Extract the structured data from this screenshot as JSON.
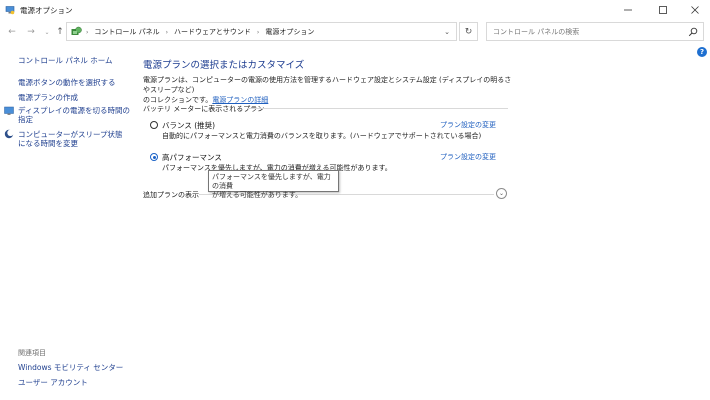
{
  "window": {
    "title": "電源オプション",
    "minimize_label": "—",
    "maximize_label": "☐",
    "close_label": "✕"
  },
  "nav": {
    "back": "←",
    "forward": "→",
    "recent": "⌄",
    "up": "↑"
  },
  "address": {
    "breadcrumbs": [
      "コントロール パネル",
      "ハードウェアとサウンド",
      "電源オプション"
    ],
    "separator": "›",
    "dropdown": "⌄",
    "refresh": "↻"
  },
  "search": {
    "placeholder": "コントロール パネルの検索"
  },
  "help": {
    "label": "?"
  },
  "sidebar": {
    "home": "コントロール パネル ホーム",
    "links": [
      {
        "label": "電源ボタンの動作を選択する"
      },
      {
        "label": "電源プランの作成"
      },
      {
        "label": "ディスプレイの電源を切る時間の指定"
      },
      {
        "label": "コンピューターがスリープ状態になる時間を変更"
      }
    ],
    "related_heading": "関連項目",
    "related": [
      {
        "label": "Windows モビリティ センター"
      },
      {
        "label": "ユーザー アカウント"
      }
    ]
  },
  "main": {
    "title": "電源プランの選択またはカスタマイズ",
    "description_line1": "電源プランは、コンピューターの電源の使用方法を管理するハードウェア設定とシステム設定 (ディスプレイの明るさやスリープなど)",
    "description_line2_prefix": "のコレクションです。",
    "description_link": "電源プランの詳細",
    "battery_section": "バッテリ メーターに表示されるプラン",
    "plans": [
      {
        "name": "バランス (推奨)",
        "description": "自動的にパフォーマンスと電力消費のバランスを取ります。(ハードウェアでサポートされている場合)",
        "change_link": "プラン設定の変更",
        "selected": false
      },
      {
        "name": "高パフォーマンス",
        "description": "パフォーマンスを優先しますが、電力の消費が増える可能性があります。",
        "change_link": "プラン設定の変更",
        "selected": true
      }
    ],
    "tooltip_line1": "パフォーマンスを優先しますが、電力の消費",
    "tooltip_line2": "が増える可能性があります。",
    "extra_plans": "追加プランの表示",
    "expand": "⌄"
  },
  "colors": {
    "link": "#1f3f8f",
    "accent": "#1b62c6",
    "title": "#1a3a8f"
  }
}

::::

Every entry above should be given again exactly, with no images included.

Extract the structured data from this screenshot as JSON.
{
  "window": {
    "title": "電源オプション",
    "minimize_label": "—",
    "maximize_label": "☐",
    "close_label": "✕"
  },
  "nav": {
    "back": "←",
    "forward": "→",
    "recent": "⌄",
    "up": "↑"
  },
  "address": {
    "breadcrumbs": [
      "コントロール パネル",
      "ハードウェアとサウンド",
      "電源オプション"
    ],
    "separator": "›",
    "dropdown": "⌄",
    "refresh": "↻"
  },
  "search": {
    "placeholder": "コントロール パネルの検索"
  },
  "help": {
    "label": "?"
  },
  "sidebar": {
    "home": "コントロール パネル ホーム",
    "links": [
      {
        "label": "電源ボタンの動作を選択する"
      },
      {
        "label": "電源プランの作成"
      },
      {
        "label": "ディスプレイの電源を切る時間の指定"
      },
      {
        "label": "コンピューターがスリープ状態になる時間を変更"
      }
    ],
    "related_heading": "関連項目",
    "related": [
      {
        "label": "Windows モビリティ センター"
      },
      {
        "label": "ユーザー アカウント"
      }
    ]
  },
  "main": {
    "title": "電源プランの選択またはカスタマイズ",
    "description_line1": "電源プランは、コンピューターの電源の使用方法を管理するハードウェア設定とシステム設定 (ディスプレイの明るさやスリープなど)",
    "description_line2_prefix": "のコレクションです。",
    "description_link": "電源プランの詳細",
    "battery_section": "バッテリ メーターに表示されるプラン",
    "plans": [
      {
        "name": "バランス (推奨)",
        "description": "自動的にパフォーマンスと電力消費のバランスを取ります。(ハードウェアでサポートされている場合)",
        "change_link": "プラン設定の変更",
        "selected": false
      },
      {
        "name": "高パフォーマンス",
        "description": "パフォーマンスを優先しますが、電力の消費が増える可能性があります。",
        "change_link": "プラン設定の変更",
        "selected": true
      }
    ],
    "tooltip_line1": "パフォーマンスを優先しますが、電力の消費",
    "tooltip_line2": "が増える可能性があります。",
    "extra_plans": "追加プランの表示",
    "expand": "⌄"
  },
  "colors": {
    "link": "#1f3f8f",
    "accent": "#1b62c6",
    "title": "#1a3a8f"
  }
}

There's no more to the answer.